Write out the records again, exactly, leaving none out.

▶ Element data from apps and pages

○ ○ ○ ○ ○ ○ ○

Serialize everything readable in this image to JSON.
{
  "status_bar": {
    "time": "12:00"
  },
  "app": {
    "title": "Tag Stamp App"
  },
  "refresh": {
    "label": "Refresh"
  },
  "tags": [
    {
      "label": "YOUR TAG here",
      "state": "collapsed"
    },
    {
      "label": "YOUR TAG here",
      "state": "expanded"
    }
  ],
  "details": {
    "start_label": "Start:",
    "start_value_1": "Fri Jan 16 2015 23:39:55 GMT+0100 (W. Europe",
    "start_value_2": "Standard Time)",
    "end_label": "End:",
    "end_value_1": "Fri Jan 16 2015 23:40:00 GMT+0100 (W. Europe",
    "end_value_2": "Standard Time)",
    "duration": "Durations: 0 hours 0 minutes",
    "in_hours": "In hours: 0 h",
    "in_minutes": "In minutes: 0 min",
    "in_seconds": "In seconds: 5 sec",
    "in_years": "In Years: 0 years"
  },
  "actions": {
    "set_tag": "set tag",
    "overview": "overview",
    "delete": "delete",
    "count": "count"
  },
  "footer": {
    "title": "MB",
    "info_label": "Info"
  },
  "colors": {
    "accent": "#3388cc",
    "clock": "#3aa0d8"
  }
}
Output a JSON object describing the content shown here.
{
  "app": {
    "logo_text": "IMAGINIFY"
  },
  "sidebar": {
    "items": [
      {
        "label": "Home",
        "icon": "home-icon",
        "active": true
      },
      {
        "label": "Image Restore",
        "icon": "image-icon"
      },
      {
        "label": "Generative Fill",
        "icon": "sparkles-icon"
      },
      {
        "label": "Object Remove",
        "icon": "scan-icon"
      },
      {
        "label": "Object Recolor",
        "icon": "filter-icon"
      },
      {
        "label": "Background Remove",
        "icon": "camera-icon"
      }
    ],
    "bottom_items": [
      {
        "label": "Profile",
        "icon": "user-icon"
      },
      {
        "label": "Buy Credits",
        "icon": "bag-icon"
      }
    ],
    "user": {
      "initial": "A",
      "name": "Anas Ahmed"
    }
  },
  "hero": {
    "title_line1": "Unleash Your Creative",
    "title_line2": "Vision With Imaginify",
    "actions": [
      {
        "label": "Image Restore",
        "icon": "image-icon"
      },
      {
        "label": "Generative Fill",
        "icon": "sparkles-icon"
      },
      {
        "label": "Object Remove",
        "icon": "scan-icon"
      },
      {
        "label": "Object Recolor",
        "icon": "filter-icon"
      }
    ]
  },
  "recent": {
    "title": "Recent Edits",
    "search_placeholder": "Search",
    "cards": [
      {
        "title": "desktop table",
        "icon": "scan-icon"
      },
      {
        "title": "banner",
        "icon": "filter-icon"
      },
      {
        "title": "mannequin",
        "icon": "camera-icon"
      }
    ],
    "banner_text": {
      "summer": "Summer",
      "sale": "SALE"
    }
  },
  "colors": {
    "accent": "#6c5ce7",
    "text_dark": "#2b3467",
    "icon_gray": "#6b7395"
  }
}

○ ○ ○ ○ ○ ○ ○

▶ Exercise answer
Serialize everything readable in this image to JSON.
{
  "status_bar": {
    "time": "12:00"
  },
  "app": {
    "title": "Tag Stamp App"
  },
  "refresh": {
    "label": "Refresh"
  },
  "tags": [
    {
      "label": "YOUR TAG here",
      "state": "collapsed"
    },
    {
      "label": "YOUR TAG here",
      "state": "expanded"
    }
  ],
  "details": {
    "start_label": "Start:",
    "start_value_1": "Fri Jan 16 2015 23:39:55 GMT+0100 (W. Europe",
    "start_value_2": "Standard Time)",
    "end_label": "End:",
    "end_value_1": "Fri Jan 16 2015 23:40:00 GMT+0100 (W. Europe",
    "end_value_2": "Standard Time)",
    "duration": "Durations: 0 hours 0 minutes",
    "in_hours": "In hours: 0 h",
    "in_minutes": "In minutes: 0 min",
    "in_seconds": "In seconds: 5 sec",
    "in_years": "In Years: 0 years"
  },
  "actions": {
    "set_tag": "set tag",
    "overview": "overview",
    "delete": "delete",
    "count": "count"
  },
  "footer": {
    "title": "MB",
    "info_label": "Info"
  },
  "colors": {
    "accent": "#3388cc",
    "clock": "#3aa0d8"
  }
}
Output a JSON object describing the content shown here.
{
  "app": {
    "logo_text": "IMAGINIFY"
  },
  "sidebar": {
    "items": [
      {
        "label": "Home",
        "icon": "home-icon",
        "active": true
      },
      {
        "label": "Image Restore",
        "icon": "image-icon"
      },
      {
        "label": "Generative Fill",
        "icon": "sparkles-icon"
      },
      {
        "label": "Object Remove",
        "icon": "scan-icon"
      },
      {
        "label": "Object Recolor",
        "icon": "filter-icon"
      },
      {
        "label": "Background Remove",
        "icon": "camera-icon"
      }
    ],
    "bottom_items": [
      {
        "label": "Profile",
        "icon": "user-icon"
      },
      {
        "label": "Buy Credits",
        "icon": "bag-icon"
      }
    ],
    "user": {
      "initial": "A",
      "name": "Anas Ahmed"
    }
  },
  "hero": {
    "title_line1": "Unleash Your Creative",
    "title_line2": "Vision With Imaginify",
    "actions": [
      {
        "label": "Image Restore",
        "icon": "image-icon"
      },
      {
        "label": "Generative Fill",
        "icon": "sparkles-icon"
      },
      {
        "label": "Object Remove",
        "icon": "scan-icon"
      },
      {
        "label": "Object Recolor",
        "icon": "filter-icon"
      }
    ]
  },
  "recent": {
    "title": "Recent Edits",
    "search_placeholder": "Search",
    "cards": [
      {
        "title": "desktop table",
        "icon": "scan-icon"
      },
      {
        "title": "banner",
        "icon": "filter-icon"
      },
      {
        "title": "mannequin",
        "icon": "camera-icon"
      }
    ],
    "banner_text": {
      "summer": "Summer",
      "sale": "SALE"
    }
  },
  "colors": {
    "accent": "#6c5ce7",
    "text_dark": "#2b3467",
    "icon_gray": "#6b7395"
  }
}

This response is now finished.